**Exercise description:** An exact copy of every record is the required answer.
───── Given information ─────
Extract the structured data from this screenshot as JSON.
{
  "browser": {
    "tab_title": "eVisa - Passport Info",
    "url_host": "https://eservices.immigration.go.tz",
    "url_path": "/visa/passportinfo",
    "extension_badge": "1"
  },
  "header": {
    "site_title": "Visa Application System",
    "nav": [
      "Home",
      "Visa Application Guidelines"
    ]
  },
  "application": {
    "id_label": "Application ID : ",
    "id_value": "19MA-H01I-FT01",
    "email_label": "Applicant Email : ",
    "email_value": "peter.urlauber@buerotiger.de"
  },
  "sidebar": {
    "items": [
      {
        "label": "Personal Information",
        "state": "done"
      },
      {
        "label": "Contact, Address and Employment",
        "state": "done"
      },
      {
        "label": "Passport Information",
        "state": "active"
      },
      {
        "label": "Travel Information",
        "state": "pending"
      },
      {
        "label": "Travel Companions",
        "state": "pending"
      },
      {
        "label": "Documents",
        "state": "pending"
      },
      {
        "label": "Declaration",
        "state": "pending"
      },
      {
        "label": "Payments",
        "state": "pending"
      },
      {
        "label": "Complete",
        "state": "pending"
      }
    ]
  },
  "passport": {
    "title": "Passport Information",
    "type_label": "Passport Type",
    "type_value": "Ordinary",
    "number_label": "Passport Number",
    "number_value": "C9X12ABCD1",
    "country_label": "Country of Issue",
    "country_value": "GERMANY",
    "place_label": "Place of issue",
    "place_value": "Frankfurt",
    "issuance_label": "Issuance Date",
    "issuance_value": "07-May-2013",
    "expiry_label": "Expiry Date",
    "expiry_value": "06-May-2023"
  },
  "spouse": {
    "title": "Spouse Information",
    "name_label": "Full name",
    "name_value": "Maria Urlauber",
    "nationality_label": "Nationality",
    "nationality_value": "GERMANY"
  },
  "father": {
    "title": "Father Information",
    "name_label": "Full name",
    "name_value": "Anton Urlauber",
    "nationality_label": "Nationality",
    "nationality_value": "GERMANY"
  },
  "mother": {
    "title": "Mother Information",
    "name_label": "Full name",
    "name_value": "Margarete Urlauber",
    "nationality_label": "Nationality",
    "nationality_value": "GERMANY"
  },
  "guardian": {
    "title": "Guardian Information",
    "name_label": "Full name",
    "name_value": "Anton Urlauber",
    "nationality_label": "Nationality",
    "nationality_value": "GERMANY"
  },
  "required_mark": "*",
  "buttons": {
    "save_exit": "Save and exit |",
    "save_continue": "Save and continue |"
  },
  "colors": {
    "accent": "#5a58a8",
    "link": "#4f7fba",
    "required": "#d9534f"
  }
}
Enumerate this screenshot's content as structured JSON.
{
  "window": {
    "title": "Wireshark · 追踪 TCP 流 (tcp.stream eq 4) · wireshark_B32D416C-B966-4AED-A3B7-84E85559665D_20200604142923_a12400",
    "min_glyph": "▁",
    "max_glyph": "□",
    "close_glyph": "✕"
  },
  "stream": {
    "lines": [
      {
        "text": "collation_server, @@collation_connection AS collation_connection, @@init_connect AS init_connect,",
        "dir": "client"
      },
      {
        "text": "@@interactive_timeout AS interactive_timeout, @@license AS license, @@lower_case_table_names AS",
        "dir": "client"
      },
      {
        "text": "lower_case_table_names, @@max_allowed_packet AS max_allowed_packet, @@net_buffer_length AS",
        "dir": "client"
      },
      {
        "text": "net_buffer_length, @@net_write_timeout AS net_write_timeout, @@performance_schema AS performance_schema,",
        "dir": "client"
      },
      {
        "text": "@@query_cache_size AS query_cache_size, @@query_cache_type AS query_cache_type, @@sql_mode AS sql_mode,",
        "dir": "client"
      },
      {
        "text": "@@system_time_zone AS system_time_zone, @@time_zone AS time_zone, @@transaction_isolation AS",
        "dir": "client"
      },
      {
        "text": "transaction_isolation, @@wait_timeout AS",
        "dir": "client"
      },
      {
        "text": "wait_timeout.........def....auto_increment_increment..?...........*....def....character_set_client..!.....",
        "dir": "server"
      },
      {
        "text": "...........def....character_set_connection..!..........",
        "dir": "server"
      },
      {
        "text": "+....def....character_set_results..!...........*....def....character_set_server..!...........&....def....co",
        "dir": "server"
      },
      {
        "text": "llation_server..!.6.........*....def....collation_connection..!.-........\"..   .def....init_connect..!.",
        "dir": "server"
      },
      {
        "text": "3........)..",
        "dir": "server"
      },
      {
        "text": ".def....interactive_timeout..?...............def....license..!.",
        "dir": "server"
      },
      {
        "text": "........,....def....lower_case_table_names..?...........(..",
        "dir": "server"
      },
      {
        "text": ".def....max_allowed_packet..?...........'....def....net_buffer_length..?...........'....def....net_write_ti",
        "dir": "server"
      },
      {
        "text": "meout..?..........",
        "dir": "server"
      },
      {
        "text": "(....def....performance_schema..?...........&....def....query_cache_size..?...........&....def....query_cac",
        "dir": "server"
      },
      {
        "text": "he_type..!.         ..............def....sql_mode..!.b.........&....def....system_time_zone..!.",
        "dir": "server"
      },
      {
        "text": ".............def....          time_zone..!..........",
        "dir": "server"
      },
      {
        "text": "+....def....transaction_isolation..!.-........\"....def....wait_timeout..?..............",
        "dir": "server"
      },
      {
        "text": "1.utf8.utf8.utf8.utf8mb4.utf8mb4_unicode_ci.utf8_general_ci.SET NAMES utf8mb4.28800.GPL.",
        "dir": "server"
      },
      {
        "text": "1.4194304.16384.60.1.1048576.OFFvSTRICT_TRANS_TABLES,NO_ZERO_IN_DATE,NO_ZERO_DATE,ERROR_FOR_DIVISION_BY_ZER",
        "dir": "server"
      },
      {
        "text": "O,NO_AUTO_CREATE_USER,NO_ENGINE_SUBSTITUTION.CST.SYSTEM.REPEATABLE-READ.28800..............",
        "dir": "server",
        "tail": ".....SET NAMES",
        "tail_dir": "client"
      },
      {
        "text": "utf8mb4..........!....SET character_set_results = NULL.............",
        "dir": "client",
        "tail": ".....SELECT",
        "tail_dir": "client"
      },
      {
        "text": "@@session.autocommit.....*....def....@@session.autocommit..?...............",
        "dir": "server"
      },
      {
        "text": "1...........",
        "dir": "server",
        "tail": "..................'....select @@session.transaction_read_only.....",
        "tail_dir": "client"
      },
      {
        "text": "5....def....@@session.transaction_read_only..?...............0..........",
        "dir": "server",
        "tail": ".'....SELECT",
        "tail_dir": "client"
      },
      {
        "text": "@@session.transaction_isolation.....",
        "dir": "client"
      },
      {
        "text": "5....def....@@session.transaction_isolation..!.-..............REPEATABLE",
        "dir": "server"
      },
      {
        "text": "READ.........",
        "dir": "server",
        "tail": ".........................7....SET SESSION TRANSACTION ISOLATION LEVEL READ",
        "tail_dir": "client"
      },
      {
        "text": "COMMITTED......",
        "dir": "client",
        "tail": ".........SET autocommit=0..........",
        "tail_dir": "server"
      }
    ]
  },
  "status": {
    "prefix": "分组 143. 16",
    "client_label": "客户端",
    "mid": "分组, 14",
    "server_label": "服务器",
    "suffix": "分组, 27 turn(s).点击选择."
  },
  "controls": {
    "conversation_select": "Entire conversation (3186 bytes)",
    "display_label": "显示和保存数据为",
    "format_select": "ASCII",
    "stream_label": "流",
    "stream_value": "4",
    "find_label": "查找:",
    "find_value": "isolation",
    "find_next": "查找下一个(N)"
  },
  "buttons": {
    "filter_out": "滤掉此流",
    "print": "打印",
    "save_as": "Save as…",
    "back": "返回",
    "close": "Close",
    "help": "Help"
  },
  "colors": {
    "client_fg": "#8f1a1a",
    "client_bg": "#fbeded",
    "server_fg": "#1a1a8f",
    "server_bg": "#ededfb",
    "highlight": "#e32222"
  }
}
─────
**Answer box:**
Extract the structured data from this screenshot as JSON.
{
  "browser": {
    "tab_title": "eVisa - Passport Info",
    "url_host": "https://eservices.immigration.go.tz",
    "url_path": "/visa/passportinfo",
    "extension_badge": "1"
  },
  "header": {
    "site_title": "Visa Application System",
    "nav": [
      "Home",
      "Visa Application Guidelines"
    ]
  },
  "application": {
    "id_label": "Application ID : ",
    "id_value": "19MA-H01I-FT01",
    "email_label": "Applicant Email : ",
    "email_value": "peter.urlauber@buerotiger.de"
  },
  "sidebar": {
    "items": [
      {
        "label": "Personal Information",
        "state": "done"
      },
      {
        "label": "Contact, Address and Employment",
        "state": "done"
      },
      {
        "label": "Passport Information",
        "state": "active"
      },
      {
        "label": "Travel Information",
        "state": "pending"
      },
      {
        "label": "Travel Companions",
        "state": "pending"
      },
      {
        "label": "Documents",
        "state": "pending"
      },
      {
        "label": "Declaration",
        "state": "pending"
      },
      {
        "label": "Payments",
        "state": "pending"
      },
      {
        "label": "Complete",
        "state": "pending"
      }
    ]
  },
  "passport": {
    "title": "Passport Information",
    "type_label": "Passport Type",
    "type_value": "Ordinary",
    "number_label": "Passport Number",
    "number_value": "C9X12ABCD1",
    "country_label": "Country of Issue",
    "country_value": "GERMANY",
    "place_label": "Place of issue",
    "place_value": "Frankfurt",
    "issuance_label": "Issuance Date",
    "issuance_value": "07-May-2013",
    "expiry_label": "Expiry Date",
    "expiry_value": "06-May-2023"
  },
  "spouse": {
    "title": "Spouse Information",
    "name_label": "Full name",
    "name_value": "Maria Urlauber",
    "nationality_label": "Nationality",
    "nationality_value": "GERMANY"
  },
  "father": {
    "title": "Father Information",
    "name_label": "Full name",
    "name_value": "Anton Urlauber",
    "nationality_label": "Nationality",
    "nationality_value": "GERMANY"
  },
  "mother": {
    "title": "Mother Information",
    "name_label": "Full name",
    "name_value": "Margarete Urlauber",
    "nationality_label": "Nationality",
    "nationality_value": "GERMANY"
  },
  "guardian": {
    "title": "Guardian Information",
    "name_label": "Full name",
    "name_value": "Anton Urlauber",
    "nationality_label": "Nationality",
    "nationality_value": "GERMANY"
  },
  "required_mark": "*",
  "buttons": {
    "save_exit": "Save and exit |",
    "save_continue": "Save and continue |"
  },
  "colors": {
    "accent": "#5a58a8",
    "link": "#4f7fba",
    "required": "#d9534f"
  }
}
Enumerate this screenshot's content as structured JSON.
{
  "window": {
    "title": "Wireshark · 追踪 TCP 流 (tcp.stream eq 4) · wireshark_B32D416C-B966-4AED-A3B7-84E85559665D_20200604142923_a12400",
    "min_glyph": "▁",
    "max_glyph": "□",
    "close_glyph": "✕"
  },
  "stream": {
    "lines": [
      {
        "text": "collation_server, @@collation_connection AS collation_connection, @@init_connect AS init_connect,",
        "dir": "client"
      },
      {
        "text": "@@interactive_timeout AS interactive_timeout, @@license AS license, @@lower_case_table_names AS",
        "dir": "client"
      },
      {
        "text": "lower_case_table_names, @@max_allowed_packet AS max_allowed_packet, @@net_buffer_length AS",
        "dir": "client"
      },
      {
        "text": "net_buffer_length, @@net_write_timeout AS net_write_timeout, @@performance_schema AS performance_schema,",
        "dir": "client"
      },
      {
        "text": "@@query_cache_size AS query_cache_size, @@query_cache_type AS query_cache_type, @@sql_mode AS sql_mode,",
        "dir": "client"
      },
      {
        "text": "@@system_time_zone AS system_time_zone, @@time_zone AS time_zone, @@transaction_isolation AS",
        "dir": "client"
      },
      {
        "text": "transaction_isolation, @@wait_timeout AS",
        "dir": "client"
      },
      {
        "text": "wait_timeout.........def....auto_increment_increment..?...........*....def....character_set_client..!.....",
        "dir": "server"
      },
      {
        "text": "...........def....character_set_connection..!..........",
        "dir": "server"
      },
      {
        "text": "+....def....character_set_results..!...........*....def....character_set_server..!...........&....def....co",
        "dir": "server"
      },
      {
        "text": "llation_server..!.6.........*....def....collation_connection..!.-........\"..   .def....init_connect..!.",
        "dir": "server"
      },
      {
        "text": "3........)..",
        "dir": "server"
      },
      {
        "text": ".def....interactive_timeout..?...............def....license..!.",
        "dir": "server"
      },
      {
        "text": "........,....def....lower_case_table_names..?...........(..",
        "dir": "server"
      },
      {
        "text": ".def....max_allowed_packet..?...........'....def....net_buffer_length..?...........'....def....net_write_ti",
        "dir": "server"
      },
      {
        "text": "meout..?..........",
        "dir": "server"
      },
      {
        "text": "(....def....performance_schema..?...........&....def....query_cache_size..?...........&....def....query_cac",
        "dir": "server"
      },
      {
        "text": "he_type..!.         ..............def....sql_mode..!.b.........&....def....system_time_zone..!.",
        "dir": "server"
      },
      {
        "text": ".............def....          time_zone..!..........",
        "dir": "server"
      },
      {
        "text": "+....def....transaction_isolation..!.-........\"....def....wait_timeout..?..............",
        "dir": "server"
      },
      {
        "text": "1.utf8.utf8.utf8.utf8mb4.utf8mb4_unicode_ci.utf8_general_ci.SET NAMES utf8mb4.28800.GPL.",
        "dir": "server"
      },
      {
        "text": "1.4194304.16384.60.1.1048576.OFFvSTRICT_TRANS_TABLES,NO_ZERO_IN_DATE,NO_ZERO_DATE,ERROR_FOR_DIVISION_BY_ZER",
        "dir": "server"
      },
      {
        "text": "O,NO_AUTO_CREATE_USER,NO_ENGINE_SUBSTITUTION.CST.SYSTEM.REPEATABLE-READ.28800..............",
        "dir": "server",
        "tail": ".....SET NAMES",
        "tail_dir": "client"
      },
      {
        "text": "utf8mb4..........!....SET character_set_results = NULL.............",
        "dir": "client",
        "tail": ".....SELECT",
        "tail_dir": "client"
      },
      {
        "text": "@@session.autocommit.....*....def....@@session.autocommit..?...............",
        "dir": "server"
      },
      {
        "text": "1...........",
        "dir": "server",
        "tail": "..................'....select @@session.transaction_read_only.....",
        "tail_dir": "client"
      },
      {
        "text": "5....def....@@session.transaction_read_only..?...............0..........",
        "dir": "server",
        "tail": ".'....SELECT",
        "tail_dir": "client"
      },
      {
        "text": "@@session.transaction_isolation.....",
        "dir": "client"
      },
      {
        "text": "5....def....@@session.transaction_isolation..!.-..............REPEATABLE",
        "dir": "server"
      },
      {
        "text": "READ.........",
        "dir": "server",
        "tail": ".........................7....SET SESSION TRANSACTION ISOLATION LEVEL READ",
        "tail_dir": "client"
      },
      {
        "text": "COMMITTED......",
        "dir": "client",
        "tail": ".........SET autocommit=0..........",
        "tail_dir": "server"
      }
    ]
  },
  "status": {
    "prefix": "分组 143. 16",
    "client_label": "客户端",
    "mid": "分组, 14",
    "server_label": "服务器",
    "suffix": "分组, 27 turn(s).点击选择."
  },
  "controls": {
    "conversation_select": "Entire conversation (3186 bytes)",
    "display_label": "显示和保存数据为",
    "format_select": "ASCII",
    "stream_label": "流",
    "stream_value": "4",
    "find_label": "查找:",
    "find_value": "isolation",
    "find_next": "查找下一个(N)"
  },
  "buttons": {
    "filter_out": "滤掉此流",
    "print": "打印",
    "save_as": "Save as…",
    "back": "返回",
    "close": "Close",
    "help": "Help"
  },
  "colors": {
    "client_fg": "#8f1a1a",
    "client_bg": "#fbeded",
    "server_fg": "#1a1a8f",
    "server_bg": "#ededfb",
    "highlight": "#e32222"
  }
}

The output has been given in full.